The Harbormaster folks are joking around amongst themselves. I think they will be helpful but it is hard to tell. The group includes two women, which I think is a good sign. They tend to be more helpful, and keep the men from being jerks. I start answering questions. The guy jokes that it is going to cost 15,000, but don’t worry, it is Rupiah, not dollars… And then he looks at my “health book” from Sabang. You have no clearance from Quarantine! But we are LEAVING, not arriving. Quarantine should not be necessary. Apparently I am wrong about that.
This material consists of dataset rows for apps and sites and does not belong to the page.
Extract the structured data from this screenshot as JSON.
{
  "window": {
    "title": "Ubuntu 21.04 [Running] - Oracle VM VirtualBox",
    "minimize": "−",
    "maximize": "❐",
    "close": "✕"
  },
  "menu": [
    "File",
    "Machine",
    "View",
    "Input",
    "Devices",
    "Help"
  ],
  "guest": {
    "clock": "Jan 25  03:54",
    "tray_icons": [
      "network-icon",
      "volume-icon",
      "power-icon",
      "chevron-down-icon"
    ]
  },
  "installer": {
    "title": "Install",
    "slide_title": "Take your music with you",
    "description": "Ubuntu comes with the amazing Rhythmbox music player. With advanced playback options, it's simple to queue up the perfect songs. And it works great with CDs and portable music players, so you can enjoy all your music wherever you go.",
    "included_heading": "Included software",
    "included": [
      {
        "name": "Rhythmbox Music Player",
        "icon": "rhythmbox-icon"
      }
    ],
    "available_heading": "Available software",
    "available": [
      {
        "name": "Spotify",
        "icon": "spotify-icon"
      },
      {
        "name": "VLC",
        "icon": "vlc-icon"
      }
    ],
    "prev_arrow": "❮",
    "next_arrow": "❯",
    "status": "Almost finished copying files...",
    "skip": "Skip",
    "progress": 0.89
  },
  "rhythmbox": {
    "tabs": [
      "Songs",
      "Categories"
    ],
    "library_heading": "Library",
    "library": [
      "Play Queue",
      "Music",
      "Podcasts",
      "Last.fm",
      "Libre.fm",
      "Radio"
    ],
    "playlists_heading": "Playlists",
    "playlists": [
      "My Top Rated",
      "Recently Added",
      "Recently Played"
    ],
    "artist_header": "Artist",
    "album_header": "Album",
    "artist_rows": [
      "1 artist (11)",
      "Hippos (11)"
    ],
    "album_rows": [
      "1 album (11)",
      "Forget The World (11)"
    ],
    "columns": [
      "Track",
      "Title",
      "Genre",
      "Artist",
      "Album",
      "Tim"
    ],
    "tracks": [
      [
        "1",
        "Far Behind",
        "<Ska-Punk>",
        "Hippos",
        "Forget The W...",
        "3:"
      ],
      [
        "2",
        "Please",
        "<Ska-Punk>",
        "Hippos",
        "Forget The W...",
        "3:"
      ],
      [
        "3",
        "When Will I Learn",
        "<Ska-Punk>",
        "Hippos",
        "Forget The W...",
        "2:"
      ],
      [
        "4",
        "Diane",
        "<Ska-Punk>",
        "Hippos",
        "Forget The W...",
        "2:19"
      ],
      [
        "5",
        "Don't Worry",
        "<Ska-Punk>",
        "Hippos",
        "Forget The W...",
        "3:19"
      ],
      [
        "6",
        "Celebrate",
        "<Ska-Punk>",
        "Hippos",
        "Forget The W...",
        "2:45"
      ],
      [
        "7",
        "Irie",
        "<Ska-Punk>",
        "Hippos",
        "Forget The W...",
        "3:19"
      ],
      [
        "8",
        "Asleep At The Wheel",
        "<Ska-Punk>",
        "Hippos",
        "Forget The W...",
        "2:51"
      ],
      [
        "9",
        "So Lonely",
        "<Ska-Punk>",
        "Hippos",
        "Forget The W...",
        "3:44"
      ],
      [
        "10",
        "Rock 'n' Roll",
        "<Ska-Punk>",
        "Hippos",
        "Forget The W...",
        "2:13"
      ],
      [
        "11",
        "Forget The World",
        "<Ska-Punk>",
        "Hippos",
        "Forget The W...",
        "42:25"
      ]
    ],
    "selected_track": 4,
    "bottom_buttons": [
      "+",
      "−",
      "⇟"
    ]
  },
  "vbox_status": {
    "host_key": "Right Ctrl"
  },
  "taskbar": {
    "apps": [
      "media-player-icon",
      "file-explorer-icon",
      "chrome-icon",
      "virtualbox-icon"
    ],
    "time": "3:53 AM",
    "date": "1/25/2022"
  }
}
Another guy says, “Follow me.” I follow him out of the building to his motorbike. I hop on behind him, and he takes me to Quarantine. Inside, he looks at an office that is locked. Not good. A lady in uniform is waiting for someone, obviously anxious to go home. He asks her if she can’t help this poor “bule” who needs to clear out. She rolls her eyes. She says they are closed. I try to give her the pleading puppy dog look. My escort says some persuasive things, and she calls to someone out in the parking lot to bring the keys. My escort winks at me. I fill out forms and do the boat stamp thing to make everything look official. The woman is very nice, once resigned to getting home late. She asks about out trip. She stamps the necessary stamps and hands me the papers. “Am I all done?” Yes, but you need to pay. Who do I pay? They are closed until morning…but you can try. No problem, I pay (about $2), and my escort takes me back to the Harbormaster. He then says goodbye, he is going home. I try to pay him for being my taxi. He gives me a very genuine smile and says, “No, my friend.” I want to hug him. Clearly we would not complete the clearance saga today without him.

Two things happened while I was gone. One was that Luc showed up with the Customs papers, completed. The other was that the shift changed, and nobody knew where I was. Luc called Tim — did Zeke return to the boat?? No. At least Luc had the good sense to stay put and wait. With a little more waiting, a little more struggling with the language, a little more money (but no “gifts” requested), it was done. We are cleared out of Indonesia!

We are ready to go in the morning. Unfortunately Maggie has a visa issue, and could not go through the fun today. They go for it tomorrow, and Gaia, too. Hopefully we have blazed the trail for them, and they will be able to leave within a day. We will go to one of the islands and anchor and wait for them, since we agreed that we will stick together on this crossing. It is 2am and I can’t sleep, I am so anxious to get going!